-- Data to use follows --
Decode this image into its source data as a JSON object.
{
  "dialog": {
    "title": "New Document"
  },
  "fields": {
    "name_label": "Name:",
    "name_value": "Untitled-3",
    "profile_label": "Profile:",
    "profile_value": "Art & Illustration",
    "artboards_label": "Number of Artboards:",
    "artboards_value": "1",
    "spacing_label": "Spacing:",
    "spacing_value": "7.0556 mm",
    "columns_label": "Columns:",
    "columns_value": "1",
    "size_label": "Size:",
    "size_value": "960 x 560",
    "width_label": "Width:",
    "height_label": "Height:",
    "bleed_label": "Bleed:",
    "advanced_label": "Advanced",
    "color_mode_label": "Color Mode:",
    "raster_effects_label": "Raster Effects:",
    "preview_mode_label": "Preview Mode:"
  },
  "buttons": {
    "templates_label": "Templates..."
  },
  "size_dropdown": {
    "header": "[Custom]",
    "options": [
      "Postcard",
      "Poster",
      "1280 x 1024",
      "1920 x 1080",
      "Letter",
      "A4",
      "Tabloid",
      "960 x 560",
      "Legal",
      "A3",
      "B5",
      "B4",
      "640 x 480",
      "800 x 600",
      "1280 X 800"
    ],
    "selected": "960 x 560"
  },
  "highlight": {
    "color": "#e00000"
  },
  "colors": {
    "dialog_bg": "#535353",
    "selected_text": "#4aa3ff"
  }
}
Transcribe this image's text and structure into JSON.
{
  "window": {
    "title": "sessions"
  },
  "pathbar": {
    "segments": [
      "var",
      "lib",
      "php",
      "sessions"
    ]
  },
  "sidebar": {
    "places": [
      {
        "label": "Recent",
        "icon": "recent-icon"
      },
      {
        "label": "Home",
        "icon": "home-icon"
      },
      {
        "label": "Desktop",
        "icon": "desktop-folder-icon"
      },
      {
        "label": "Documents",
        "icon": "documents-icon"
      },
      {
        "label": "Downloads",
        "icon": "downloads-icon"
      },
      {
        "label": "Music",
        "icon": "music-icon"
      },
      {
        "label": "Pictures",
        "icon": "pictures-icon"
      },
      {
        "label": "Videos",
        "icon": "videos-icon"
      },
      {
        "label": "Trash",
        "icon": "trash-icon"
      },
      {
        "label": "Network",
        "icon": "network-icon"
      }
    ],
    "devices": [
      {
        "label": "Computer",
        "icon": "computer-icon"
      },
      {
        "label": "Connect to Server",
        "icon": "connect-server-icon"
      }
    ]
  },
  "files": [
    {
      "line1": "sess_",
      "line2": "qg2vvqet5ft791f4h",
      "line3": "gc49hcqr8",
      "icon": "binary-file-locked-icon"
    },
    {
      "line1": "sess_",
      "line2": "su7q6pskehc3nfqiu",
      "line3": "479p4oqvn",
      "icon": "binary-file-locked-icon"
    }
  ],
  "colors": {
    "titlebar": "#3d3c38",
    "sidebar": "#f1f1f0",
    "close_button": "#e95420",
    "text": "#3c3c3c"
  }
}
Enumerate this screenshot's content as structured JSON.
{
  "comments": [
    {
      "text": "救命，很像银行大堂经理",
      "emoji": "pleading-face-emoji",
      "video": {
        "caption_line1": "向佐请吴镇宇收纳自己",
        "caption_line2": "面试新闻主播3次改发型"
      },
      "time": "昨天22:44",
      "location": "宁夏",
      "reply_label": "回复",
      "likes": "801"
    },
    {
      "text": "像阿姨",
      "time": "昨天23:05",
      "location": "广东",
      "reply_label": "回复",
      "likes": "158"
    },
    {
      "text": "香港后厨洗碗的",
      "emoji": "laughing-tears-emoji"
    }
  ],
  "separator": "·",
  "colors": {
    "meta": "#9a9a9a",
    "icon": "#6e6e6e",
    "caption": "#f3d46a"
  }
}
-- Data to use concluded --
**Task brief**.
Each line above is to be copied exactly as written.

**Expected answer**.
Decode this image into its source data as a JSON object.
{
  "dialog": {
    "title": "New Document"
  },
  "fields": {
    "name_label": "Name:",
    "name_value": "Untitled-3",
    "profile_label": "Profile:",
    "profile_value": "Art & Illustration",
    "artboards_label": "Number of Artboards:",
    "artboards_value": "1",
    "spacing_label": "Spacing:",
    "spacing_value": "7.0556 mm",
    "columns_label": "Columns:",
    "columns_value": "1",
    "size_label": "Size:",
    "size_value": "960 x 560",
    "width_label": "Width:",
    "height_label": "Height:",
    "bleed_label": "Bleed:",
    "advanced_label": "Advanced",
    "color_mode_label": "Color Mode:",
    "raster_effects_label": "Raster Effects:",
    "preview_mode_label": "Preview Mode:"
  },
  "buttons": {
    "templates_label": "Templates..."
  },
  "size_dropdown": {
    "header": "[Custom]",
    "options": [
      "Postcard",
      "Poster",
      "1280 x 1024",
      "1920 x 1080",
      "Letter",
      "A4",
      "Tabloid",
      "960 x 560",
      "Legal",
      "A3",
      "B5",
      "B4",
      "640 x 480",
      "800 x 600",
      "1280 X 800"
    ],
    "selected": "960 x 560"
  },
  "highlight": {
    "color": "#e00000"
  },
  "colors": {
    "dialog_bg": "#535353",
    "selected_text": "#4aa3ff"
  }
}
Transcribe this image's text and structure into JSON.
{
  "window": {
    "title": "sessions"
  },
  "pathbar": {
    "segments": [
      "var",
      "lib",
      "php",
      "sessions"
    ]
  },
  "sidebar": {
    "places": [
      {
        "label": "Recent",
        "icon": "recent-icon"
      },
      {
        "label": "Home",
        "icon": "home-icon"
      },
      {
        "label": "Desktop",
        "icon": "desktop-folder-icon"
      },
      {
        "label": "Documents",
        "icon": "documents-icon"
      },
      {
        "label": "Downloads",
        "icon": "downloads-icon"
      },
      {
        "label": "Music",
        "icon": "music-icon"
      },
      {
        "label": "Pictures",
        "icon": "pictures-icon"
      },
      {
        "label": "Videos",
        "icon": "videos-icon"
      },
      {
        "label": "Trash",
        "icon": "trash-icon"
      },
      {
        "label": "Network",
        "icon": "network-icon"
      }
    ],
    "devices": [
      {
        "label": "Computer",
        "icon": "computer-icon"
      },
      {
        "label": "Connect to Server",
        "icon": "connect-server-icon"
      }
    ]
  },
  "files": [
    {
      "line1": "sess_",
      "line2": "qg2vvqet5ft791f4h",
      "line3": "gc49hcqr8",
      "icon": "binary-file-locked-icon"
    },
    {
      "line1": "sess_",
      "line2": "su7q6pskehc3nfqiu",
      "line3": "479p4oqvn",
      "icon": "binary-file-locked-icon"
    }
  ],
  "colors": {
    "titlebar": "#3d3c38",
    "sidebar": "#f1f1f0",
    "close_button": "#e95420",
    "text": "#3c3c3c"
  }
}
Enumerate this screenshot's content as structured JSON.
{
  "comments": [
    {
      "text": "救命，很像银行大堂经理",
      "emoji": "pleading-face-emoji",
      "video": {
        "caption_line1": "向佐请吴镇宇收纳自己",
        "caption_line2": "面试新闻主播3次改发型"
      },
      "time": "昨天22:44",
      "location": "宁夏",
      "reply_label": "回复",
      "likes": "801"
    },
    {
      "text": "像阿姨",
      "time": "昨天23:05",
      "location": "广东",
      "reply_label": "回复",
      "likes": "158"
    },
    {
      "text": "香港后厨洗碗的",
      "emoji": "laughing-tears-emoji"
    }
  ],
  "separator": "·",
  "colors": {
    "meta": "#9a9a9a",
    "icon": "#6e6e6e",
    "caption": "#f3d46a"
  }
}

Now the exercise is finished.